The numbers are getting bigger for County Extension Agent and 4-H Coordinator, Frank Watson. Mr. Watson organizes everything 4-H, including summer camp and the end-of-the year banquet. The banquet, held on Saturday, April 29 at the First Baptist Church in Thomson, drew almost 200 people, with 81 students receiving awards.
"I have to tell y'all, this is one of the biggest ones we've ever had," Mr. Watson announced at the end of the banquet.
It seems large participation numbers were the norm for the 2005-06 year. In her presentation of awards during the banquet, Program Assistant Kathleen Drayton told the story of summer camp attendance. Ms. Drayton said Mr. Watson was "a little nervous" before summer camp when he learned she would be taking 70 Cloverleaf students to camp, and he would have 12 Juniors and Seniors. Ms. Drayton said in previous years, they have taken 35-40 campers.
"Can I handle it? Yes, I can. I tell (the children) 'look too good for y'all to make me look bad.' It's good for them. The kids learn to do their best," she said.
Ms. Drayton then proudly shared how McDuffie 4-H'ers won more plaques than all other participating counties in the district. McDuffie received a plaque for "outstanding participation," one for "most increased participation," and one for the "highest number of winners."
"I looked around, and I noticed that I got more plaques than anybody else. I had three. Well, I'm going to bring back four next year," Ms. Drayton said.
The annual summer camp was at Burton 4-H Center on Tybee Island last June. Mr. Watson said there are 35 counties in the district, and he estimates 15 of those participated in the project competition. Cloverleaf 4-H'ers are 9 to 11-year-olds, Junior 4-H'ers are 12 to 13-year-olds and Seniors are 14 to 19-year-olds.

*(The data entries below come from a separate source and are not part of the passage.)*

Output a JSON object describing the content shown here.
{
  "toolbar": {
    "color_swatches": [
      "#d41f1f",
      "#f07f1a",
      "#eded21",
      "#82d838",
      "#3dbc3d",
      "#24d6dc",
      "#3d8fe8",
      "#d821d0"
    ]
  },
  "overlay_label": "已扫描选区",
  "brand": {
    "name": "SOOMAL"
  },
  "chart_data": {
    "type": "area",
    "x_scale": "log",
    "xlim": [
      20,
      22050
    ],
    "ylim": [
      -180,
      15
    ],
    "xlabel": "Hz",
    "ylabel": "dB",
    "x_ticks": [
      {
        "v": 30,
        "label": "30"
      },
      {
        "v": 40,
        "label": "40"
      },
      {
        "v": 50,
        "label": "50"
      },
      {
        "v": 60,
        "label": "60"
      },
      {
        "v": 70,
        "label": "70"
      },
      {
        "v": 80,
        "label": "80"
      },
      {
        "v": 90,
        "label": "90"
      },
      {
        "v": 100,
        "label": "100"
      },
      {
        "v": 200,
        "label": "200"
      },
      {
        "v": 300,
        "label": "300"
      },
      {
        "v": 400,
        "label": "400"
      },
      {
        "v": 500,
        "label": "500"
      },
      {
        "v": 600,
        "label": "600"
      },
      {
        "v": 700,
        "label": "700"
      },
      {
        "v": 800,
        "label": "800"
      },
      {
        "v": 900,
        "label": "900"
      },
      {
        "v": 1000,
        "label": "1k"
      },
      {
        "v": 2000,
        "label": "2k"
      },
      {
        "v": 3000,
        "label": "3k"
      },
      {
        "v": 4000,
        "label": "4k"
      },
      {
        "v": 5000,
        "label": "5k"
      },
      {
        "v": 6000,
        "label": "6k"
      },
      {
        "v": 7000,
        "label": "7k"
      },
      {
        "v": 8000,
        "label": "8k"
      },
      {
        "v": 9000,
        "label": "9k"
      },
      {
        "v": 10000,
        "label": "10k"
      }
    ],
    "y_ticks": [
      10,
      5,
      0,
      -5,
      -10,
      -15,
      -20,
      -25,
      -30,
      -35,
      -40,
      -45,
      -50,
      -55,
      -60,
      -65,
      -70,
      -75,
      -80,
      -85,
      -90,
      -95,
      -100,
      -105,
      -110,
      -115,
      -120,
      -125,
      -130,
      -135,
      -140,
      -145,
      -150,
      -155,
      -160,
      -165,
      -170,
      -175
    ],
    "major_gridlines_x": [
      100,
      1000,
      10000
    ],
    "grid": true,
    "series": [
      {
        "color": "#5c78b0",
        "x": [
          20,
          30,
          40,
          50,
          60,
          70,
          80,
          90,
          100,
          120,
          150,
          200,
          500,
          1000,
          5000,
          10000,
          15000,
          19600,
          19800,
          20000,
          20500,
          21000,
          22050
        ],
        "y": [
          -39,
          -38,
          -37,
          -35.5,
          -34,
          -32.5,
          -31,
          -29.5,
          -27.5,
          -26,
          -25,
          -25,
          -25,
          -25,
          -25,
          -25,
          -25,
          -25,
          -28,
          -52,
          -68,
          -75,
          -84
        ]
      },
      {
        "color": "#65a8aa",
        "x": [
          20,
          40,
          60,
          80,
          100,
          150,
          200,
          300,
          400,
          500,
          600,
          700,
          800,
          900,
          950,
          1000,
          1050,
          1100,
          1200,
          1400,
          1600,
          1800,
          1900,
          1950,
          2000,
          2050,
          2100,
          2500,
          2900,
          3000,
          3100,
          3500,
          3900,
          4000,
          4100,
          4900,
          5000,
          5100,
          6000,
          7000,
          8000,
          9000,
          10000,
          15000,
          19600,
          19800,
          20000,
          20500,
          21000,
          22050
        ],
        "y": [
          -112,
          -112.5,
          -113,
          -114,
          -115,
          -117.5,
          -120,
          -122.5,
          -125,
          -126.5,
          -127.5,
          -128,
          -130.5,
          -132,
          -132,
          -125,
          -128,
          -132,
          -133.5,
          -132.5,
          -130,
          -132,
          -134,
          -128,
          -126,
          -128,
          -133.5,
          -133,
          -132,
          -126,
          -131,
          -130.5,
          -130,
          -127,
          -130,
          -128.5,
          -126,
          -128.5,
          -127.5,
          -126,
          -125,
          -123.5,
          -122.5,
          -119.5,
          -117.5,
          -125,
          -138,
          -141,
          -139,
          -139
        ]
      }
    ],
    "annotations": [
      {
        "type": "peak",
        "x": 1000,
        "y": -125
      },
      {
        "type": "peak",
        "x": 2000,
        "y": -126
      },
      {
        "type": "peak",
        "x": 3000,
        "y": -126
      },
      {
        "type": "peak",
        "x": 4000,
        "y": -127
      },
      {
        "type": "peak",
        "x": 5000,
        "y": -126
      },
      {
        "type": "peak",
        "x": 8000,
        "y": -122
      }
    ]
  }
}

Three students gave presentations of their project after the banquet. Hillary McGahee, a cloverleaf, sang artist Josh Groban's "You Raise Me Up" a cappella. Ty Cummings, a junior, amused the audience with his speech presentation entitled "Thoughts on a Boring Sermon." Senior Amber Johnson gave a presentation on tobacco use.
"This is something that is really near and dear to my heart, because my Mom used to smoke and was diagnosed with emphysema. She is now no longer smoking and is in recovery," Amber said.
For her presentation, Amber brought household chemicals that are found in tobacco. Much to the delight of the adolescents in the audience, Amber also brought two pig lungs-one healthy, and one induced with cancer. Amber pumped air into both lungs and allowed the students to touch them, to demonstrate how the cancer debilitated the lung.
All three students received a standing ovation after each presentation.
"These presentations have been wonderful. These children have done better than most adults could do with their poise and delivery," said Dot Knox, who is on the board of the Georgia 4-H Foundation. "There's not many 4-H'ers that I've known through the years who haven't gone on to be productive people. 4-H teaches kids to be prepared for the world of work. It teaches them what to do to accomplish their goals
Following a slide show of summer camp, Mr. Watson made a presentation of the special awards. Andrew Hyman received Cloverleaf of the year, Elizabeth Ivey received Junior of the year, and Amber Johnson was Senior of the year.
"The special awards are based on their participation. It means they were the most active out of all the 4-Hers in that category for the last couple of years," he said.